The International Liaison Committee on Resuscitation (ILCOR) is presently in the process of revising its guidelines on CPR, the last set of which were published in 2005. This important topic was covered at an interactive Round Table session during the 30th International Symposium on Intensive Care and Emergency medicine. Five experts in the field of resuscitative medicine who are actively involved in this process spoke about the areas of controversy within this field and, without giving the game away (!), spoke about some of the possible changes. The panel started with the controversy related to hands-only CPR. The panel felt that handsonly CPR may be easier to apply, particularly for the layperson, but were concerned that the importance of ventilation should not be forgotten and that while hands-only CPR may be adequate initially in a young patient with a cardiac etiology rapid response arrest, in other patients with hypoxic etiology or longer response times, it may not be appropriate. Teaching laypersons to distinguish between such patients would be difficult, and there were also concerns that if the handsonly approach was taught, rescue breathing techniques would rapidly be forgotten and unable to be used if needed. The panel then moved on to issues of intubation and while some felt indeed that endotracheal intubation could be delayed and other techniques used for airway management, others stressed again the importance of considering the individual patient and the skills and training of the attending personnel. All the panel members stressed the need to limit as much as possible any interruption in chest compressions. The need for defibrillation was also discussed with an emphasis on careful timing and a more individualised approach.
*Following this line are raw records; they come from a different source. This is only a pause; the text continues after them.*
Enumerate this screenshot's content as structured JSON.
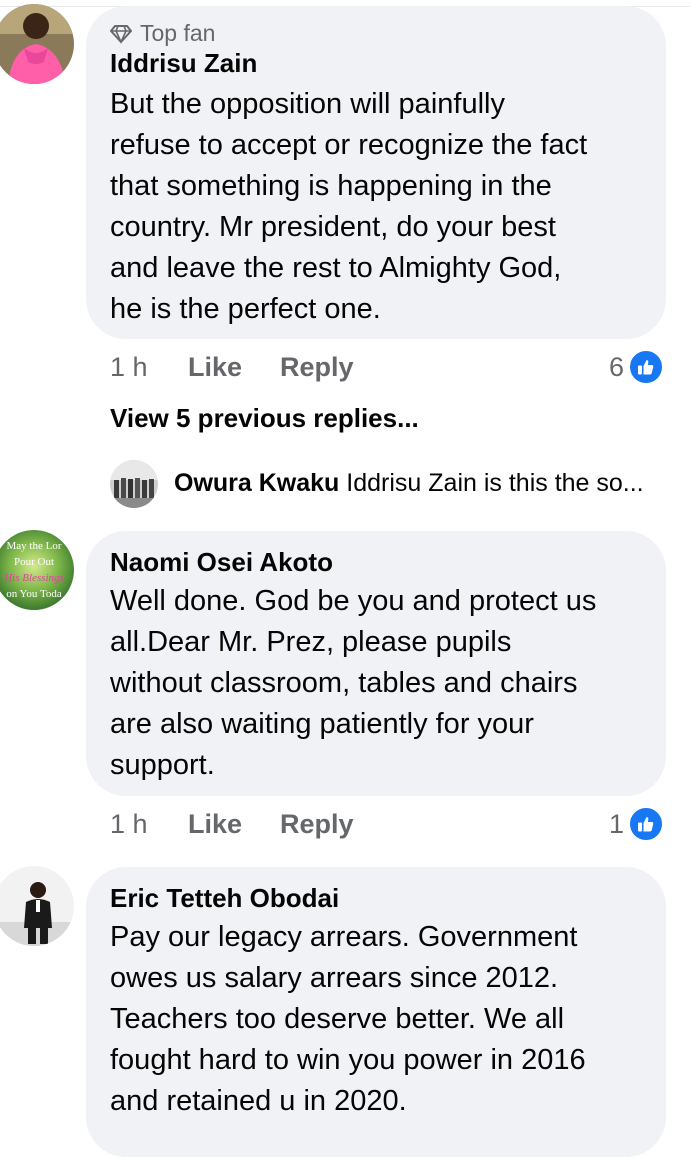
{
  "comments": [
    {
      "badge": "Top fan",
      "author": "Iddrisu Zain",
      "text": "But the opposition will painfully\nrefuse to accept or recognize the fact\nthat something is happening in the\ncountry. Mr president, do your best\nand leave the rest to Almighty God,\nhe is the perfect one.",
      "time": "1 h",
      "like_label": "Like",
      "reply_label": "Reply",
      "reaction_count": "6",
      "reaction_icon": "thumbs-up-icon"
    },
    {
      "author": "Naomi Osei Akoto",
      "avatar_lines": [
        "May the Lor",
        "Pour Out",
        "His Blessings",
        "on You Toda"
      ],
      "text": "Well done. God be you and protect us\nall.Dear Mr. Prez, please pupils\nwithout classroom, tables and chairs\nare also waiting patiently for  your\nsupport.",
      "time": "1 h",
      "like_label": "Like",
      "reply_label": "Reply",
      "reaction_count": "1",
      "reaction_icon": "thumbs-up-icon"
    },
    {
      "author": "Eric Tetteh Obodai",
      "text": "Pay our legacy arrears. Government\nowes us salary arrears since 2012.\nTeachers too deserve better. We all\nfought hard to win you power in 2016\nand retained u in 2020."
    }
  ],
  "replies": {
    "view_previous": "View 5 previous replies...",
    "preview_author": "Owura Kwaku",
    "preview_text": "Iddrisu Zain is this the so..."
  },
  "colors": {
    "bubble": "#f0f2f5",
    "meta_text": "#65676b",
    "like_blue": "#1877f2"
  }
}
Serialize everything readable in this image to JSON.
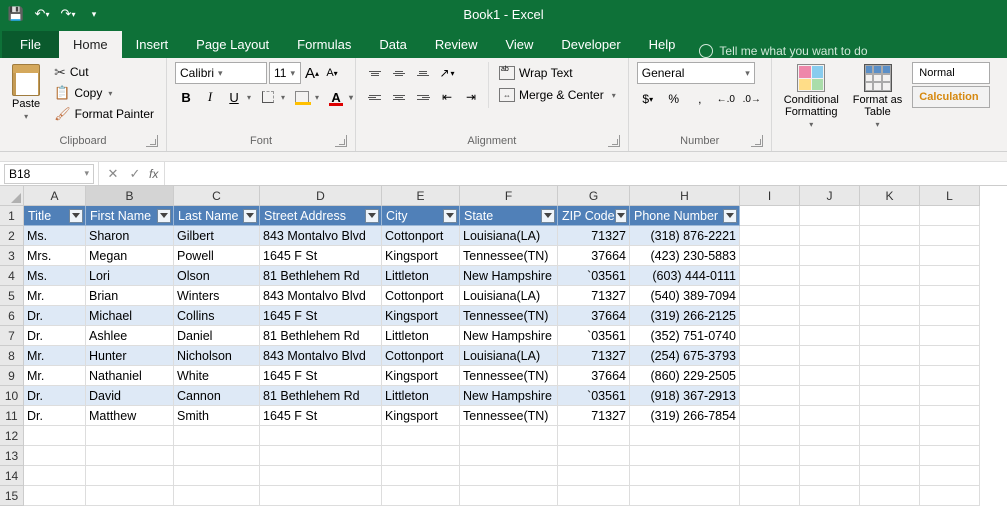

The question of when and how to use hypothermia was raised by the audience with the panel suggesting that this would be one area where some flexibility could be incorporated into the new guidelines, but that all post-arrest centres should have facilities to offer hypothermia. Finally, the confusion between different algorithms for the paediatric and adult populations was raised with a suggestion that for simplicity and where possible these would be brought into alignment. In conclusion, the panel stressed that the guidelines had not yet been finalised and data were still being reviewed and discussed but that for many aspects the levels of evidence was still limited so that only low-grade recommendations would be offered. In principle, the aim is to keep things as simple as possible and limit changes as much as possible.